Spanx founder Sara Blakely learned an important lesson about failure from her dad — now she’s passing it on to her 4 kids | Tech News
- Sara Blakely/Facebook
- Spanx founder Sara Blakely is one of the richest self-made women in the world.
- Blakely said her father encouraged her to always share her failures along with her accomplishments.
- Blakely told Business Insider that she’s passing the lesson onto her four kids: “One of the parenting things I think is so important is not praising the child, but praising the effort.”
From a young age, Spanx founder Sara Blakely was encouraged to take risks.
In a Business Insider video, Blakely said her dad used to invite her and her brother to share their failures at the dinner table.

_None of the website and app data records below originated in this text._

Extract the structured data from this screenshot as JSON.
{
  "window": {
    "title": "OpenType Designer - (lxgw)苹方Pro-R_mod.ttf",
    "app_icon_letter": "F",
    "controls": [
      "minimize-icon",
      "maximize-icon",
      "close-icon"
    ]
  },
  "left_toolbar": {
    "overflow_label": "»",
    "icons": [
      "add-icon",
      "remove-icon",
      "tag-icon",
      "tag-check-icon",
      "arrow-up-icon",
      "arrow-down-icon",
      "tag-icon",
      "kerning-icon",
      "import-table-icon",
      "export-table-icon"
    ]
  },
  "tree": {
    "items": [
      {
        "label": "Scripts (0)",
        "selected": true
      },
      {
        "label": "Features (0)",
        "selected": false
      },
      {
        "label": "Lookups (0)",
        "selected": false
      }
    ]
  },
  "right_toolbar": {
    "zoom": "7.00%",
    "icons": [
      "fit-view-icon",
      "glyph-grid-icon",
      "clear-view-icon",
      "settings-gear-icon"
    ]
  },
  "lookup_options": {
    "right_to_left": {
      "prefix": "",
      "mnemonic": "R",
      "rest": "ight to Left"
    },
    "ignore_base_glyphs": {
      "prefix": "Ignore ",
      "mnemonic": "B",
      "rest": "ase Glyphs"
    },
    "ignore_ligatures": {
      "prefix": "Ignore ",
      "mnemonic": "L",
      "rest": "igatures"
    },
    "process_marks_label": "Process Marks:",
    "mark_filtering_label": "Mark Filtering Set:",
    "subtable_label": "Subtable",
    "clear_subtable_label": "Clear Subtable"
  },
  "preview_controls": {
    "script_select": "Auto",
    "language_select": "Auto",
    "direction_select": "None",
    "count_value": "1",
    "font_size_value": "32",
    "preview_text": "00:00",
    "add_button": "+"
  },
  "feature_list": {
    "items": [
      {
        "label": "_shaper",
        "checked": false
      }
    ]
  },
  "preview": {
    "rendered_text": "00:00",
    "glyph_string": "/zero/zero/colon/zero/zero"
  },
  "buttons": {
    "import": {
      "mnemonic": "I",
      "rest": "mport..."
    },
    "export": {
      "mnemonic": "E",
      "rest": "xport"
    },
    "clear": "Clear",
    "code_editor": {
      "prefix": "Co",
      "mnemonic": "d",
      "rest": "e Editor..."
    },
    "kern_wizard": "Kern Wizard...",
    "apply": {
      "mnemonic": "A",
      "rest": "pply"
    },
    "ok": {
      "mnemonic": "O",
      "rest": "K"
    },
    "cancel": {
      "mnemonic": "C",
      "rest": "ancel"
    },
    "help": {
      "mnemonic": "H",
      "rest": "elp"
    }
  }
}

Instead of being disappointed or upset, he would celebrate their efforts.
“What it did was reframe my definition of failure,” Blakely said of the tradition. “Failure for me became not trying, versus the outcome.”
Eventually, Blakely began to find value in her shortcomings.
“My dad would encourage me any time something didn’t go the way I expected it to, or maybe I got embarrassed by a situation, to write down where the hidden gifts were and what I got out of it,” she said. “I started realizing that in everything there was some amazing nugget that I wouldn’t have wanted to pass up.”
While Blakely thinks “so many people don’t take risks for fear of failure,” she isn’t one of them. Despite having next to no knowledge about fashion design, retail, or business, she believed in the idea for her now-ubiquitous shape-wear company wholeheartedly. She spent two years – and $5,000 of her own money – diligently patenting the idea, finding a hosiery manufacturer, prototyping the product, and successfully pitching it to Neiman Marcus, all while working a full-time job.
Business Insider caught up with Blakely at Cosmopolitan and SoFi’s Fun Fearless Money event and asked if she’s continued her dad’s dinner-table tradition with her four kids.
“I’m already having that conversation with my 7-year-old. I talk to him all about, ‘What have you tried to fail at this week?’,” Blakely said.
Though she said it’s still a hard concept for him to grasp, she makes a point to celebrate his efforts, whether it be on the soccer field or at school.
“One of the parenting things I think is so important is not praising the child, but praising the effort,” Blakely said. “And if he does things he’s not good at, I talk to him about what he gets out of it.”